• _PROBLEM TO WORK ON_:
Among the entries below, how many lines include "alınabilecek"? Give the number alone.

Start of LISTED ENTRIES

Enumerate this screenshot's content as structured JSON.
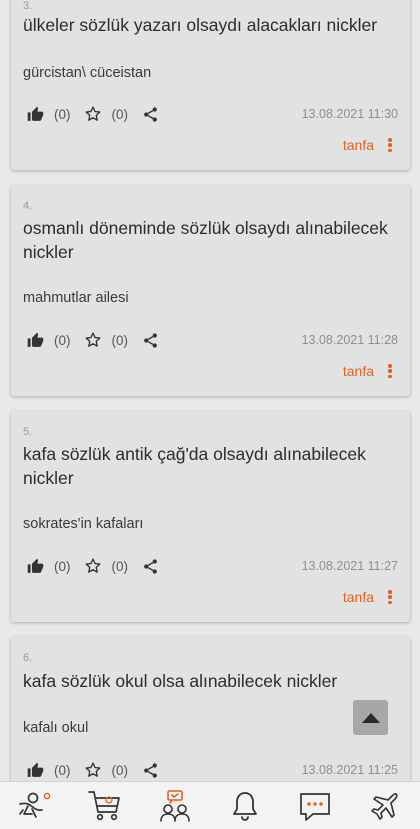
{
  "colors": {
    "accent": "#e5601c",
    "card": "#e2e2e2",
    "background": "#e9e9e9"
  },
  "entries": [
    {
      "number": "3.",
      "title": "ülkeler sözlük yazarı olsaydı alacakları nickler",
      "text": "gürcistan\\ cüceistan",
      "likes": "(0)",
      "favorites": "(0)",
      "date": "13.08.2021 11:30",
      "author": "tanfa"
    },
    {
      "number": "4.",
      "title": "osmanlı döneminde sözlük olsaydı alınabilecek nickler",
      "text": "mahmutlar ailesi",
      "likes": "(0)",
      "favorites": "(0)",
      "date": "13.08.2021 11:28",
      "author": "tanfa"
    },
    {
      "number": "5.",
      "title": "kafa sözlük antik çağ'da olsaydı alınabilecek nickler",
      "text": "sokrates'in kafaları",
      "likes": "(0)",
      "favorites": "(0)",
      "date": "13.08.2021 11:27",
      "author": "tanfa"
    },
    {
      "number": "6.",
      "title": "kafa sözlük okul olsa alınabilecek nickler",
      "text": "kafalı okul",
      "likes": "(0)",
      "favorites": "(0)",
      "date": "13.08.2021 11:25"
    }
  ],
  "icons": {
    "like": "thumbs-up-icon",
    "favorite": "star-icon",
    "share": "share-icon",
    "more": "kebab-menu-icon",
    "scroll_top": "caret-up-icon"
  },
  "bottom_nav": [
    "runner-icon",
    "cart-icon",
    "users-icon",
    "bell-icon",
    "chat-icon",
    "airplane-icon"
  ]
}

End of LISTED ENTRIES

• _RESULT FOR THIS TASK_:
3